### [Records]

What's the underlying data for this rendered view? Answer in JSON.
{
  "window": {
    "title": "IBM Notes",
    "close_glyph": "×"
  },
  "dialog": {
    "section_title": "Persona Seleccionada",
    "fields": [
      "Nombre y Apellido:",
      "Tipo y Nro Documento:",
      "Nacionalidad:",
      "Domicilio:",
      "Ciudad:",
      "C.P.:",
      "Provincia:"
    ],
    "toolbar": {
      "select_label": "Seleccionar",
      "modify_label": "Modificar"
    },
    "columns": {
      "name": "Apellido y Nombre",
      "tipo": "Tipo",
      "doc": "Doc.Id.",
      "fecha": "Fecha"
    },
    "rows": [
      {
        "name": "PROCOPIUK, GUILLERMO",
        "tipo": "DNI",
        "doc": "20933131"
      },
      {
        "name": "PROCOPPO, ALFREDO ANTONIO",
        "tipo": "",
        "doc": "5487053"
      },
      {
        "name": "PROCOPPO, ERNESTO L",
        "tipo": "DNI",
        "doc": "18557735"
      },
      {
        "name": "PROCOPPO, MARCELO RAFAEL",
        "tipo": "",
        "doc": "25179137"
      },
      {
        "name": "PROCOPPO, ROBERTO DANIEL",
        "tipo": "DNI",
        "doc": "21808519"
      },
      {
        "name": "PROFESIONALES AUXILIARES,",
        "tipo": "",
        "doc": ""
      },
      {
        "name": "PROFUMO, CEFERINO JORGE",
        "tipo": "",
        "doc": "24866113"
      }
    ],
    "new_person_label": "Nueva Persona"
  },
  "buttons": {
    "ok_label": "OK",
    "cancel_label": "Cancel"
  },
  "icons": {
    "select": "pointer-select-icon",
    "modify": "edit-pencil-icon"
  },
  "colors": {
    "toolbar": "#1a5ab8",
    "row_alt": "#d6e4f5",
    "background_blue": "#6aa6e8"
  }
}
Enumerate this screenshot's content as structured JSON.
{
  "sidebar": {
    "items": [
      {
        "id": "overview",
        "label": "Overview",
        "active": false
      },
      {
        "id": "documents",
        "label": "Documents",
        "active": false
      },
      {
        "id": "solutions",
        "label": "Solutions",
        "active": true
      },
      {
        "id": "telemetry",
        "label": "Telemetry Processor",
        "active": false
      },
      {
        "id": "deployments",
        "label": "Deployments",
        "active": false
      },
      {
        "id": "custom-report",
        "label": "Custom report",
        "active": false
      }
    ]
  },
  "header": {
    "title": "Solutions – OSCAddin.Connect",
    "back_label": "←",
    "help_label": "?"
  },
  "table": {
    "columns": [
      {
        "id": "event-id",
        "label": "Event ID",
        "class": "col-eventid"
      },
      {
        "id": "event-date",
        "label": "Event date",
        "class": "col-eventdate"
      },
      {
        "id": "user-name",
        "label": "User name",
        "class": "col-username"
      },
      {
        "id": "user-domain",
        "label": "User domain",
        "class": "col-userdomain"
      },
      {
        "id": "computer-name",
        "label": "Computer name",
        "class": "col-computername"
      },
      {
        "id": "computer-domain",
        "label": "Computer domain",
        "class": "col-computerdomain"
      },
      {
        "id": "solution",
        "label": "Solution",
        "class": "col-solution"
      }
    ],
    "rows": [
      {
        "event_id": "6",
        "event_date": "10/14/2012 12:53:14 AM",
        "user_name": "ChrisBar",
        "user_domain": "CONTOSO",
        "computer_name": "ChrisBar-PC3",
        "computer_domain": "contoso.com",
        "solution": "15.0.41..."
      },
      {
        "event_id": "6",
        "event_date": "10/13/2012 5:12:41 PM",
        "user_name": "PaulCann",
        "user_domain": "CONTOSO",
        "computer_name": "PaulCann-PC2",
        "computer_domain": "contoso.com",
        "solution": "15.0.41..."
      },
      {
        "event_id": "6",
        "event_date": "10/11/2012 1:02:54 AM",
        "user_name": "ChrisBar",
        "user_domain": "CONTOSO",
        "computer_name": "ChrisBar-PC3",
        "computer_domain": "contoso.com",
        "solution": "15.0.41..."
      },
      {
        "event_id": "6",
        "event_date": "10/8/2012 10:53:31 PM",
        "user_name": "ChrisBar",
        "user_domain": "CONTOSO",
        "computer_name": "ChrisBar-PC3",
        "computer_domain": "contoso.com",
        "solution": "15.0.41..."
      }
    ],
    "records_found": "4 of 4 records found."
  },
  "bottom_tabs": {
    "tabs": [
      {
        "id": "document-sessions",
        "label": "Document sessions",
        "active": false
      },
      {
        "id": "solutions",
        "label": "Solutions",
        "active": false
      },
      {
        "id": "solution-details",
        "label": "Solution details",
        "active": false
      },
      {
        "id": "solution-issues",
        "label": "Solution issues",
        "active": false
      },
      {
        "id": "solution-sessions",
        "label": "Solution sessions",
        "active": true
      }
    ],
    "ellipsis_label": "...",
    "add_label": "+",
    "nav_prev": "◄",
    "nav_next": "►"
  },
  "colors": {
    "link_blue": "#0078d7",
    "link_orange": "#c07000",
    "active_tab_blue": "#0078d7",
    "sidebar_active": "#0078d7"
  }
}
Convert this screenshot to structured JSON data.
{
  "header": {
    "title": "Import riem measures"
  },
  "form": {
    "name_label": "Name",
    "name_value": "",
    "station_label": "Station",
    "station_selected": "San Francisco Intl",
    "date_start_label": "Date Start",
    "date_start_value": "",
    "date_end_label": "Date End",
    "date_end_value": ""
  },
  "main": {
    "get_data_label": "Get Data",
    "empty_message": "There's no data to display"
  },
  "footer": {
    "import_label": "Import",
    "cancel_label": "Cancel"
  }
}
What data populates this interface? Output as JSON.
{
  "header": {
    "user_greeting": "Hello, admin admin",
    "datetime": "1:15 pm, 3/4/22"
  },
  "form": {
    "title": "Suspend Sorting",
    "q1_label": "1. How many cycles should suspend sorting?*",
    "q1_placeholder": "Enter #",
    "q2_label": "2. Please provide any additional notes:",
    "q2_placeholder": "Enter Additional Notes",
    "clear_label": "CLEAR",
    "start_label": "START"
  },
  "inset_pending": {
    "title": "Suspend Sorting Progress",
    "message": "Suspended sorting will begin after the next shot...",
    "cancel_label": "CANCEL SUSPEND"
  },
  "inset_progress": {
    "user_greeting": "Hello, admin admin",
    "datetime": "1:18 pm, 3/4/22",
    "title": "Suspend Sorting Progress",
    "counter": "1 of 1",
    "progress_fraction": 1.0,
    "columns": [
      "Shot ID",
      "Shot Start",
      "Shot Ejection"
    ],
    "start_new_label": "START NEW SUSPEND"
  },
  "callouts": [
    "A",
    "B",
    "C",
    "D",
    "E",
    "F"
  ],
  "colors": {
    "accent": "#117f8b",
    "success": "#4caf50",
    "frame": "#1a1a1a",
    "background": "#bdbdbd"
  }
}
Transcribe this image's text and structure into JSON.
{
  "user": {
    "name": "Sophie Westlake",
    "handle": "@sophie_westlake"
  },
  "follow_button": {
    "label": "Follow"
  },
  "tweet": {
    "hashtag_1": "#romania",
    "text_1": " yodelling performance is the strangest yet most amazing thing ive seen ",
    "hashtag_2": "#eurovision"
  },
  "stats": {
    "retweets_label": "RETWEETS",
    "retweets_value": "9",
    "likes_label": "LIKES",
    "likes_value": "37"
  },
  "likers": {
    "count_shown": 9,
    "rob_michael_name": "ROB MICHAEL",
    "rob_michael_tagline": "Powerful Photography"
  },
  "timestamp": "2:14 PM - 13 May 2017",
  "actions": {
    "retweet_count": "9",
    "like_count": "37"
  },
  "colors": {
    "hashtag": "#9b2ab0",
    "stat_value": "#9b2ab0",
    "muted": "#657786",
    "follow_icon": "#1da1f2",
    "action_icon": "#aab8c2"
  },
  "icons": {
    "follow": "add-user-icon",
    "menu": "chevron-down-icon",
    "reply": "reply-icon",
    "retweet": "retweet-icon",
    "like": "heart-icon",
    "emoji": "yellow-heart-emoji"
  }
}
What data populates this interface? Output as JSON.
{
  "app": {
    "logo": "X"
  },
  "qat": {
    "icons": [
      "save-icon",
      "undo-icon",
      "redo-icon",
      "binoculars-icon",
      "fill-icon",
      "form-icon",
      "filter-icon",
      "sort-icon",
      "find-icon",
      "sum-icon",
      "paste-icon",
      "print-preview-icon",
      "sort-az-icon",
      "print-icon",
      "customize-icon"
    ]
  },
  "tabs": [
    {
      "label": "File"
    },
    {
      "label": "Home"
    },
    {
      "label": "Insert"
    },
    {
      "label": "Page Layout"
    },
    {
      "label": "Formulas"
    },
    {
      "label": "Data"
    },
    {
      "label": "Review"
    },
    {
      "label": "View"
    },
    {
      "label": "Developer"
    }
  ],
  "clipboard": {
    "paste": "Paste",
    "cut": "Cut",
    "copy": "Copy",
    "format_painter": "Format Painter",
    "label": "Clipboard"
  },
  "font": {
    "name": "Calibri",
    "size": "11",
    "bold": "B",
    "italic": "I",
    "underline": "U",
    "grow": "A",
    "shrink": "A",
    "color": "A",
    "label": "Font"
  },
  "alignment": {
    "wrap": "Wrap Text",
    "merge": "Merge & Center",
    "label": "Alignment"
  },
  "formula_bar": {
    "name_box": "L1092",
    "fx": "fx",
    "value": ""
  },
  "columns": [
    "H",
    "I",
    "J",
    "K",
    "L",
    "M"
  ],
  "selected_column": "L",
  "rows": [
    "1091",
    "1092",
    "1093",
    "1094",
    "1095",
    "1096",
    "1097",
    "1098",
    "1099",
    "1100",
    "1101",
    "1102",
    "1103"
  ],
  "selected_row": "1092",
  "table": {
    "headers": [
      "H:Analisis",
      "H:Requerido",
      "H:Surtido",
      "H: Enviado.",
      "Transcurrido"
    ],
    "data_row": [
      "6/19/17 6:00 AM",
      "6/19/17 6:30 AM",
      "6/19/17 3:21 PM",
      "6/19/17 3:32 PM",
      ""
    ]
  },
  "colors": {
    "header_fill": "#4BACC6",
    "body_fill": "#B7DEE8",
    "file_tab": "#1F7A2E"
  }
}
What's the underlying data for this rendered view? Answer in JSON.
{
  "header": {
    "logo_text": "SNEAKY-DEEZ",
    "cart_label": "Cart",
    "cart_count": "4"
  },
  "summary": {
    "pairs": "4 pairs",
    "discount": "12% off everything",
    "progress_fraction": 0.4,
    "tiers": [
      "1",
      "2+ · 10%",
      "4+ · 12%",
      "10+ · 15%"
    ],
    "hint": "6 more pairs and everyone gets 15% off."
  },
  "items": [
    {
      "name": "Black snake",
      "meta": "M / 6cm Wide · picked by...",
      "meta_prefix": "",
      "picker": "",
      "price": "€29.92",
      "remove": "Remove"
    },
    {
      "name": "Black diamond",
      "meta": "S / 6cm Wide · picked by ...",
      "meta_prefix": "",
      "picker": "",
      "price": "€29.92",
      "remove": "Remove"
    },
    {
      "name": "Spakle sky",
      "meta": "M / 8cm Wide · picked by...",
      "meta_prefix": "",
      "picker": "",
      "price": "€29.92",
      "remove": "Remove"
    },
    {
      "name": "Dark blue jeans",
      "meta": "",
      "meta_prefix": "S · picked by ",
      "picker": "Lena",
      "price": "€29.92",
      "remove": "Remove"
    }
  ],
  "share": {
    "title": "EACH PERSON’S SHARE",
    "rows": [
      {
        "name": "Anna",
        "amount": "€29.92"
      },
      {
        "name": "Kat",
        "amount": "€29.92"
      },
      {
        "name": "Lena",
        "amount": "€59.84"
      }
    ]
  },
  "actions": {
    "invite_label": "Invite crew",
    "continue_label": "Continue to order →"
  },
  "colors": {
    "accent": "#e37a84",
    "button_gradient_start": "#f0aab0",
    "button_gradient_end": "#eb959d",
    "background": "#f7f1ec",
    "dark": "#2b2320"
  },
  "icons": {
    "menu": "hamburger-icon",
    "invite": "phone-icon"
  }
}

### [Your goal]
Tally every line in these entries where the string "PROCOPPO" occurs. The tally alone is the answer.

### [Response area]
4